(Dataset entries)

::::

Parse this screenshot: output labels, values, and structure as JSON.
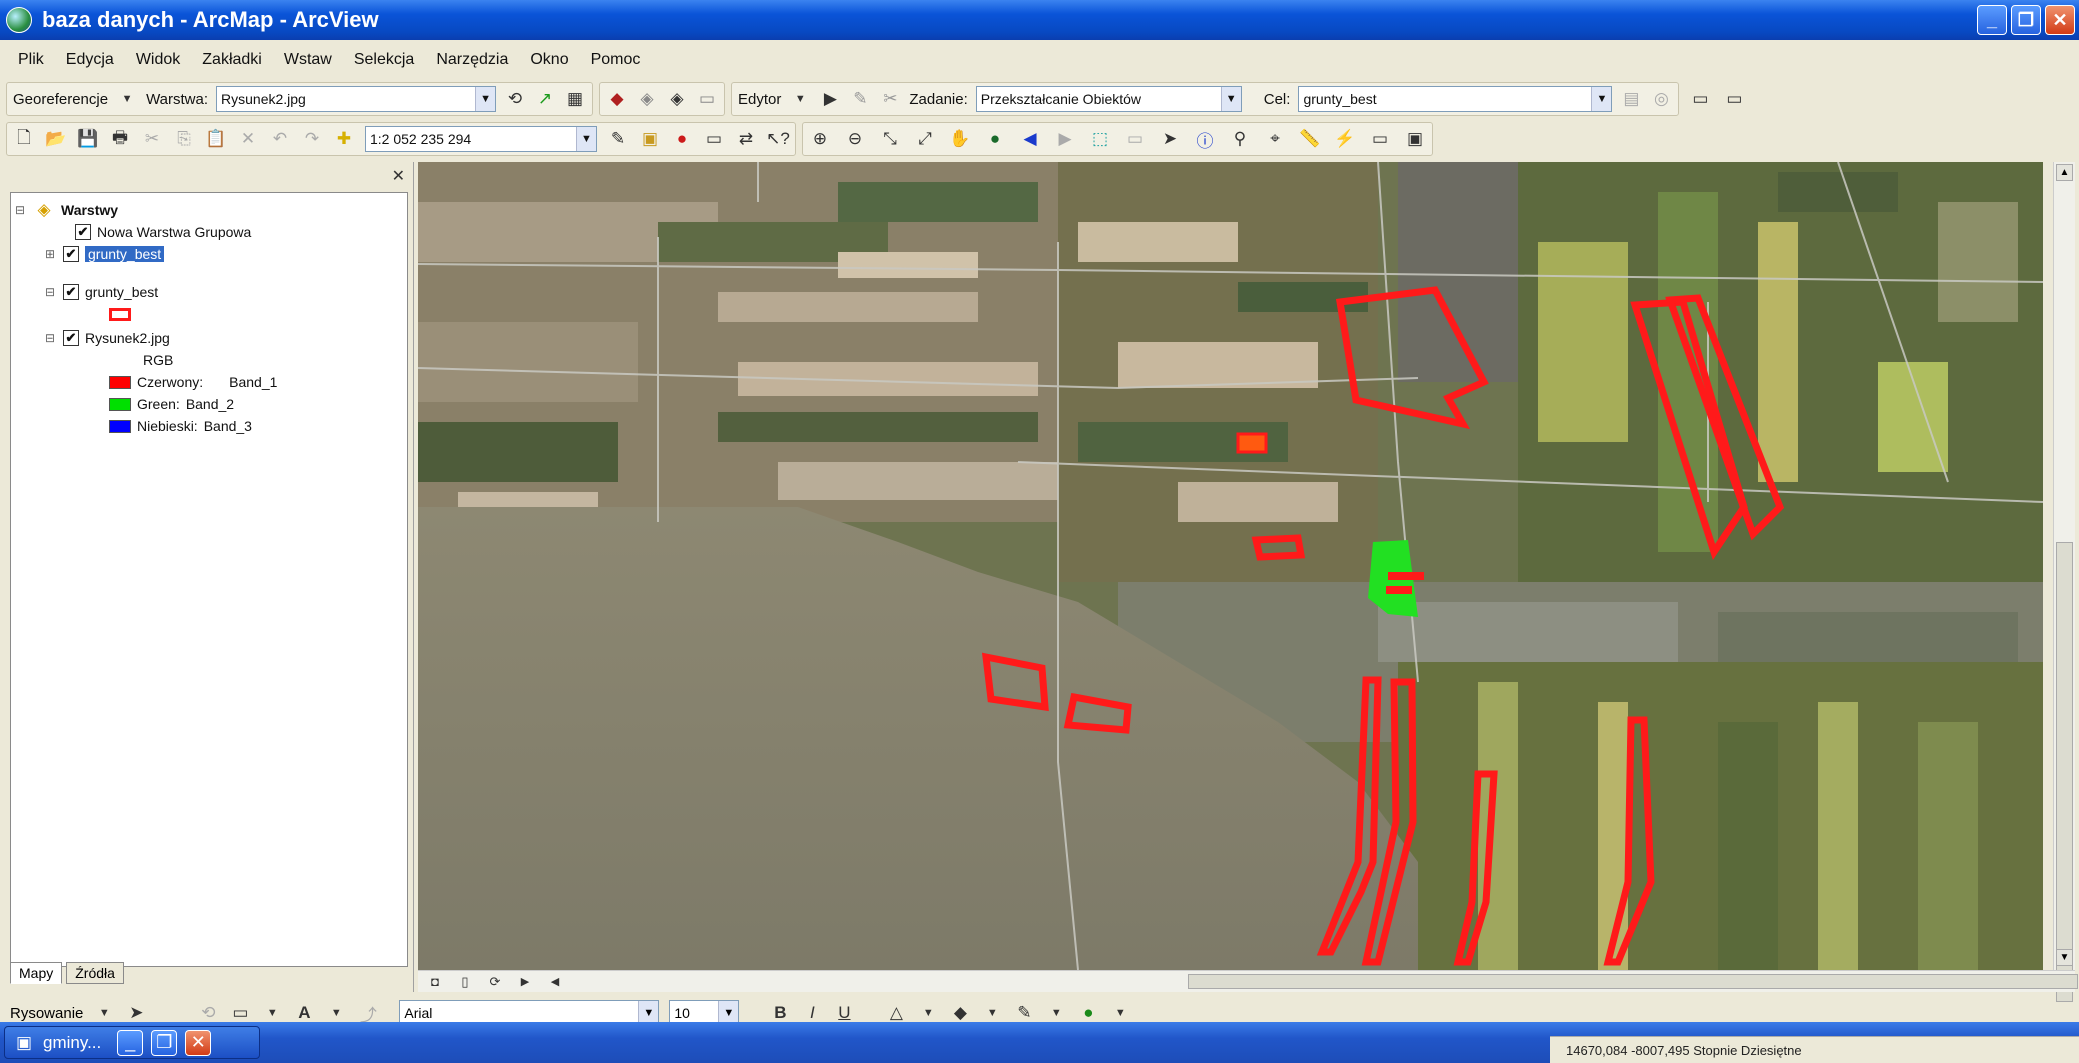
{
  "window": {
    "title": "baza danych - ArcMap - ArcView",
    "buttons": [
      "_",
      "❐",
      "✕"
    ]
  },
  "menu": [
    "Plik",
    "Edycja",
    "Widok",
    "Zakładki",
    "Wstaw",
    "Selekcja",
    "Narzędzia",
    "Okno",
    "Pomoc"
  ],
  "toolbar1": {
    "georef_label": "Georeferencje",
    "layer_label": "Warstwa:",
    "layer_value": "Rysunek2.jpg",
    "editor_label": "Edytor",
    "task_label": "Zadanie:",
    "task_value": "Przekształcanie Obiektów",
    "target_label": "Cel:",
    "target_value": "grunty_best"
  },
  "toolbar2": {
    "scale_value": "1:2 052 235 294"
  },
  "toc": {
    "root": "Warstwy",
    "layers": [
      {
        "name": "Nowa Warstwa Grupowa",
        "checked": "✔"
      },
      {
        "name": "grunty_best",
        "checked": "✔"
      },
      {
        "name": "grunty_best",
        "checked": "✔"
      },
      {
        "name": "Rysunek2.jpg",
        "checked": "✔"
      }
    ],
    "rgb_label": "RGB",
    "bands": [
      {
        "label": "Czerwony:",
        "band": "Band_1",
        "color": "#ff0000"
      },
      {
        "label": "Green:",
        "band": "Band_2",
        "color": "#00e000"
      },
      {
        "label": "Niebieski:",
        "band": "Band_3",
        "color": "#0000ff"
      }
    ],
    "tabs": [
      "Mapy",
      "Źródła"
    ]
  },
  "drawing": {
    "drawing_label": "Rysowanie",
    "font_value": "Arial",
    "size_value": "10",
    "bold": "B",
    "italic": "I",
    "underline": "U"
  },
  "taskbar": {
    "item_label": "gminy..."
  },
  "status": {
    "coords": "14670,084  -8007,495 Stopnie Dziesiętne"
  },
  "colors": {
    "selection_outline": "#ff1a1a",
    "highlight_fill": "#22e022"
  }
}
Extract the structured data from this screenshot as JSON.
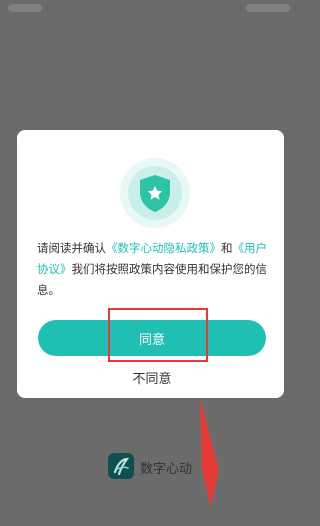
{
  "dialog": {
    "policy_intro": "请阅读并确认",
    "privacy_link": "《数字心动隐私政策》",
    "conjunction": "和",
    "user_agreement_link": "《用户协议》",
    "policy_outro": "我们将按照政策内容使用和保护您的信息。",
    "agree_label": "同意",
    "disagree_label": "不同意"
  },
  "brand": {
    "name": "数字心动"
  },
  "colors": {
    "accent": "#1fbfb3",
    "backdrop": "#6b6b6b",
    "annotation": "#e53935"
  }
}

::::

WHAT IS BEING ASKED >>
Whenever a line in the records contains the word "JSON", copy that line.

RESPONSE TO THIS EXERCISE >>
Parse this screenshot: output labels, values, and structure as JSON.
Extract the structured data from this screenshot as JSON.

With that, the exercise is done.